The biggest reason I don’t like real estate investing is the lack of liquidity. If I want out of the investment, I have to get rid of the renters (hard to do), hire a real estate agent to sell the house (expensive), list the house for sale (time-consuming), and sell the house, paying all the associated costs (also expensive).
Unless we want to build a real estate investing business and spend a significant amount of our time managing it like a real business, then I say we avoid investing in real estate.
Use the 4% Rule
There’s a concept in personal finance popularized years ago called the 4% rule. If you spend an amount equal to less than 4% of your investments in a 50/50 stock/bond portfolio annually, you can likely live off that fixed pool of money for a long time (30+ years, if not indefinitely).
For example, if you have a million dollars saved, half in stocks, half in Treasury bonds, as long as you don’t spend more than $40,000 per year (4%) you never have to make another dime for likely the rest of your life.
While the details are debated, the message is clear: If you save enough money and live off a conservative amount relative to your savings, you can be financially free for life.
Warren Buffet advocates a 90% stock, 10% short-term government bonds portfolio for people who aren’t full-time investors (nearly all of us).
Almost anyone trying to convince us of something wildly different is likely trying to sell us something.
My personal belief is to make my investments as stable as possible because my income (small business ownership) is already “exciting” (aka, risky). So I invest a significant portion of my savings into S&P 500 index funds such as Vanguard’s VOO and VFIAX.
Recently, however, I’ve read about 5,000 pages on value investing including the top twenty books or so Warren Buffett has recommended on the subject. Because of this study, I’ve started investing in a few cash-producing companies I’ve calculated to be selling at least 30-40% below their intrinsic value (“margin of safety”). (I wouldn’t recommend investing in individual stocks unless you’ve done the same reading on value investing and have run your own intrinsic value calculations. There’s still a big chance I might be wrong and will just go back to index fund investing in a couple years.)
There is one caveat to investing in index funds and even attempting to buy undervalued stocks…
Don’t Try to Time the Stock Market (You’ll Lose)
Nobody knows what’s going to happen to the stock market tomorrow, next week, next month, or next year. The long-term trend is up, but there have been periods of ten or more years with little overall progress and lots of down periods.
Most people lose money trying to time the stock market. It’s next to impossible to pick the highest point to sell or the lowest point to buy. This means, inevitably, we will buy at a price in which we’ll experience significant downturns.
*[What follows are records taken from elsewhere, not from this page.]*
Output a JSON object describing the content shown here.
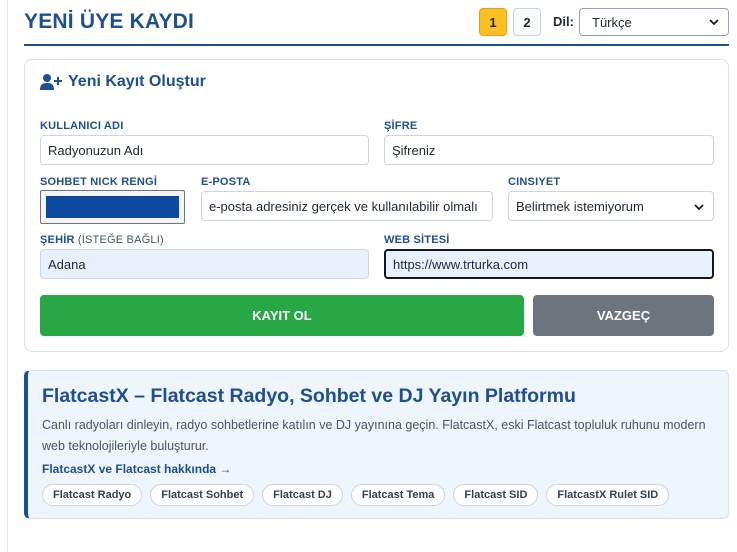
{
  "header": {
    "title": "YENİ ÜYE KAYDI",
    "pages": [
      "1",
      "2"
    ],
    "lang_label": "Dil:",
    "lang_value": "Türkçe"
  },
  "form": {
    "heading": "Yeni Kayıt Oluştur",
    "username": {
      "label": "KULLANICI ADI",
      "placeholder": "Radyonuzun Adı"
    },
    "password": {
      "label": "ŞİFRE",
      "placeholder": "Şifreniz"
    },
    "nick_color": {
      "label": "SOHBET NICK RENGİ",
      "value": "#0b4a9e"
    },
    "email": {
      "label": "E-POSTA",
      "placeholder": "e-posta adresiniz gerçek ve kullanılabilir olmalı"
    },
    "gender": {
      "label": "CINSIYET",
      "value": "Belirtmek istemiyorum"
    },
    "city": {
      "label": "ŞEHİR",
      "optional": "(İSTEĞE BAĞLI)",
      "value": "Adana"
    },
    "website": {
      "label": "WEB SİTESİ",
      "value": "https://www.trturka.com"
    },
    "submit_label": "KAYIT OL",
    "cancel_label": "VAZGEÇ"
  },
  "info": {
    "title": "FlatcastX – Flatcast Radyo, Sohbet ve DJ Yayın Platformu",
    "description": "Canlı radyoları dinleyin, radyo sohbetlerine katılın ve DJ yayınına geçin. FlatcastX, eski Flatcast topluluk ruhunu modern web teknolojileriyle buluşturur.",
    "link": "FlatcastX ve Flatcast hakkında →",
    "tags": [
      "Flatcast Radyo",
      "Flatcast Sohbet",
      "Flatcast DJ",
      "Flatcast Tema",
      "Flatcast SID",
      "FlatcastX Rulet SID"
    ]
  },
  "colors": {
    "accent": "#1e4f8f",
    "active_page": "#fbbf24",
    "submit": "#28a745",
    "cancel": "#6c757d"
  },
  "icons": {
    "heading": "user-plus-icon",
    "select": "chevron-down-icon"
  }
}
If we buy an index fund, we’re doing so knowing the positive, consistent long-term returns. If we buy an undervalued company, we are (hopefully) confident we’re buying a dollar for 60 cents. In either case, eventually the value of our assets should rise. We just don’t know when or how bumpy the ride will be along the way.
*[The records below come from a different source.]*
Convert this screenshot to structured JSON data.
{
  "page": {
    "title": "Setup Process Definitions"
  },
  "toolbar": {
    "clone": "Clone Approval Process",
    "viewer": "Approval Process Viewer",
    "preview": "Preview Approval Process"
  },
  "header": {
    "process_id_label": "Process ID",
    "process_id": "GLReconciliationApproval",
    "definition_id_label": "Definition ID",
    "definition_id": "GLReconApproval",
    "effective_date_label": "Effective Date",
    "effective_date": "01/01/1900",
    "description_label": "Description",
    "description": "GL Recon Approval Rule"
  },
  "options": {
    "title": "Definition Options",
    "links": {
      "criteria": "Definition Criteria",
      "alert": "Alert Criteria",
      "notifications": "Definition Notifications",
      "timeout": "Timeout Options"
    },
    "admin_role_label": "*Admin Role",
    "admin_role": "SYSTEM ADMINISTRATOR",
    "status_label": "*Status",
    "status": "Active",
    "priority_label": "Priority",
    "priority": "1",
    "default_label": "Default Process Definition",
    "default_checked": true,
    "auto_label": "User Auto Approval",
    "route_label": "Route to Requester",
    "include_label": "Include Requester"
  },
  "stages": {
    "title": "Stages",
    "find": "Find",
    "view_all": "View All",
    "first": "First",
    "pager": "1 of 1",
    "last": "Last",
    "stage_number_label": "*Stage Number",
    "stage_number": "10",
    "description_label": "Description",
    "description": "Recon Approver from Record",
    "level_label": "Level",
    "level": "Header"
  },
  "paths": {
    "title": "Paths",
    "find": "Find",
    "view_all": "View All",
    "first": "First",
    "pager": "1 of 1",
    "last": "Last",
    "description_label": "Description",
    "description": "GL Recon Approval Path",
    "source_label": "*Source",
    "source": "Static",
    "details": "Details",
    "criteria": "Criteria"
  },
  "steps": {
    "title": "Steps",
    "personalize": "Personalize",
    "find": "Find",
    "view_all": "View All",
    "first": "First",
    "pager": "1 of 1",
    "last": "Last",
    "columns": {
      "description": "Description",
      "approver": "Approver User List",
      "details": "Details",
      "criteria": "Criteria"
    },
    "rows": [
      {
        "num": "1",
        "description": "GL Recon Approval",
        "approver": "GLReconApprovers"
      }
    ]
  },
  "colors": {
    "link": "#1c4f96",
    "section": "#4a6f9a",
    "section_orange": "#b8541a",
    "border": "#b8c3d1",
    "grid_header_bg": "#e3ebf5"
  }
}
Whatever we do, if we have our money in basic index funds or good companies with 10+ years of good track records, we MUST leave our money invested regardless of what the market does.
If the stock market tanks by 30%, don’t do anything.
If your friend doubles her money on a high-flying speculative stock, don’t touch it. Stick with the plan.
In the long-term, everything will work out OK. In the short-term, we can permanently wipe out a significant portion of our life savings with the click of a button.
“But, I Don’t Want to Wait 40 Years to Be Wealthy!” Neither Did I.
If you don’t make a lot of money now (at least multiple six-figures), it will take decades to build significant wealth to increase your lifestyle freedom.
Some people live off 20-40% of their income, build a nest egg of $1-2 million dollars, and retire.
That wasn’t my path.
No way was I going to wait decades to become a millionaire, travel first class, go on nice vacations, and buy the stuff I thought would make me happier.
So what do we do? We need to figure out how to make more money now.